This Finnish film draws from true crime horror and slashers all the while creating a gravely savage suspenser. The case Lake Bodom is based on is scary enough as it is. Add in some gorgeous cinematography and staggering plot developments, and this movie proves slashers are still effective in modern cinema.
3 Sleepaway Camp (1983)
After losing her fathers and sibling in a horrible boat accident, traumatized teen Angela moves in with her aunt Martha and her son Ricky. When Ricky and his cousin go to Camp Arawak for the summer, Angela is bullied by everyone because she's different. And eventually, someone starts to pick off the Arawak campers and counselors one by one.
It's so hard to talk about Sleepaway Camp without spoiling its unforgettable ending. Not even the themes can be discussed. If the twist hasn't been spoiled for you already, you're in for a diverting treat from the golden age of slashers.
2 Intruder (1989)
The night crew in a struggling grocery store learns the boss has sold the business. Which means they're all out of a job. In the meantime, they prepare the store's inventory for closeout sales.
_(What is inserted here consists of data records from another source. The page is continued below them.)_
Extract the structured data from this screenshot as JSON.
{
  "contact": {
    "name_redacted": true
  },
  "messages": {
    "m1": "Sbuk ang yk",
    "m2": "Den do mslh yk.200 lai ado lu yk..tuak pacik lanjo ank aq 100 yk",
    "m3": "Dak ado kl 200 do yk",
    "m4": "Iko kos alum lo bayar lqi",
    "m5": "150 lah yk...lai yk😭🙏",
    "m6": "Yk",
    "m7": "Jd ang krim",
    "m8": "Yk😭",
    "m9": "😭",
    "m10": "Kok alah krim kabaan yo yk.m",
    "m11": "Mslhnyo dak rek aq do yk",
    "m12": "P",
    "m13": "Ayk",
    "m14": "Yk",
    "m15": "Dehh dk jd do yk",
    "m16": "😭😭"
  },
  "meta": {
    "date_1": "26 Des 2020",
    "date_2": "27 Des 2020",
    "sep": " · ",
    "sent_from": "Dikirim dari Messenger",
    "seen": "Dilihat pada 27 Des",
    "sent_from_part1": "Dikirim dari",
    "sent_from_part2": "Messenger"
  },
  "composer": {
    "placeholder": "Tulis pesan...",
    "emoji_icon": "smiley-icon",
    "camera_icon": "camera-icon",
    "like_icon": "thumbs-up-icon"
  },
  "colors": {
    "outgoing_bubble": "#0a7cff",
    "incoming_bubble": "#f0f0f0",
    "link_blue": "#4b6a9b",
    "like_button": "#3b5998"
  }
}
As the evening continues, an unseen individual kills the employees in the most grisly ways imaginable.
By 1989, the slasher model was not as viable as it used to be. Even the heavyweights like Jason, Michael, and Freddy couldn't bring in money like before. Regardless, Intruder is a fabulous way to end the decade. It's an atmospheric, darkly humorous whodunnit featuring some impressive makeup effects.
1 The Burning (1981)
The Burning is loosely based on the real-life urban legend of Cropsey. In the film's prologue, a summer camp prank ends with the caretaker being disfigured in a fire. Years later, he targets another camp's unsuspecting counselors.
Harvey Weinstein put the idea for The Burning into motion after other low-budget horrors were becoming successful. Unfortunately, Friday the 13th beat him to the punch. The Burning is well remembered for its gory visuals. All of which are the product of renowned special effects makeup artist Tom Savini. Savini actually declined doing Friday the 13th Part 2 in favor of The Burning.